The former owners of the HoltraChem Manufacturing Co. plant were ordered by a federal judge to pay for an engineering study for cleaning up tons of mercury dumped in the Penobscot River.
The order signed Wednesday by Judge John Woodcock sets the stage for a costly cleanup of the toxic heavy metal released by the now-defunct Orrington plant in the 1960s and '70s.
Maine's supreme court ruled last year that Mallinckrodt US LLC had to carry out an estimated $130 million cleanup. The lawsuit by the Maine People's Alliance and the Natural Resources Defense Council sought to force Mallinckrodt to conduct a more extensive cleanup that includes waters downstream.
Environmental groups hailed the judge's decision as the first step to a thorough cleanup.

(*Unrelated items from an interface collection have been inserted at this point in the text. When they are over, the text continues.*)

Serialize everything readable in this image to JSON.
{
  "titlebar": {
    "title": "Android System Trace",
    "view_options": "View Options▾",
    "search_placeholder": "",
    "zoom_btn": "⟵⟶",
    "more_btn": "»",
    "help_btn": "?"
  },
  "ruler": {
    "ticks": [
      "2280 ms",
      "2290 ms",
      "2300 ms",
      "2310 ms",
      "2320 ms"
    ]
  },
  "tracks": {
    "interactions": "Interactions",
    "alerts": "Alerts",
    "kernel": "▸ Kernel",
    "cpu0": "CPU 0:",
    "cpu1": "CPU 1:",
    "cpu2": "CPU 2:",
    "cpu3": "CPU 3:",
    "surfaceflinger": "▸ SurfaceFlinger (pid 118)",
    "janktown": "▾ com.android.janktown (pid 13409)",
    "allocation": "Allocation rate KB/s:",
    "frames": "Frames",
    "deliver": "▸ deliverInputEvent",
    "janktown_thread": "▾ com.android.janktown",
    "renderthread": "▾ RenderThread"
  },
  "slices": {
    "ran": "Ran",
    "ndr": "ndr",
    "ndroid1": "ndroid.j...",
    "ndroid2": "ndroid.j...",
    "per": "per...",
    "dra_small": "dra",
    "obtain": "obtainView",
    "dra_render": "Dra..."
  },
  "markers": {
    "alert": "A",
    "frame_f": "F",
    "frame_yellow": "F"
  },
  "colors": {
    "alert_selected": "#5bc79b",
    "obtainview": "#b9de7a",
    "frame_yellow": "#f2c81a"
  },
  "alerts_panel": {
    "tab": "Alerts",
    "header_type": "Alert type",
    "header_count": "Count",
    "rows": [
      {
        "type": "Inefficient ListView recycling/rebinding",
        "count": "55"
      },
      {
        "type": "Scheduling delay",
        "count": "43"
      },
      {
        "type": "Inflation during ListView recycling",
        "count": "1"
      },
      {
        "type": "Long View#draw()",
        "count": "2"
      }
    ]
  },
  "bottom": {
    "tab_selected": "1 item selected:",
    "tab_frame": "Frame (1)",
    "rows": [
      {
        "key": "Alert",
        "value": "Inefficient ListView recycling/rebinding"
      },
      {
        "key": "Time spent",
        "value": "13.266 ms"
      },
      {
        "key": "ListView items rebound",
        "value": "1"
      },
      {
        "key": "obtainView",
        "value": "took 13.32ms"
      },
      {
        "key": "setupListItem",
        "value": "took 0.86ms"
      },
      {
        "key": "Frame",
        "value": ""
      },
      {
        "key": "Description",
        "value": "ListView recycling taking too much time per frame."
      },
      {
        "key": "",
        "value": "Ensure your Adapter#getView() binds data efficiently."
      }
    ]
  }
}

"After 40 years, Mallinckrodt finally has to clean up the mess they made," said Nancy Marks, senior attorney at the Natural Resources Defense Council in New York.
Mallinckrodt, a former operator of the plant that inherited responsibility after HoltraChem went bankrupt, had argued that the contamination wasn't as great as an earlier study indicated. The subsidiary of medical device manufacturer and supplier Covidien/Medtronic wanted to monitor the river's recovery and conduct a study focused on marsh birds.
But the Maine People's Alliance and Natural Resources Defense Council accused the company of trying to duck its responsibility for a broader environmental cleanup. Last year, the state indefinitely closed a 7-square-mile area of the lower Penobscot River to lobster and crab fishing because of the mercury contamination.
Under Woodcock's order, Mallinckrodt will be required to pay for a full-scale engineering study of cleaning up the contamination once and for all.
"It's long past time for Mallinckrodt to make it right. That means finally removing the mercury contamination so people can go back to fishing, eating lobster, and enjoy the iconic Penobscot river without hesitation," said Jesse Graham, executive director of the Maine People's Alliance.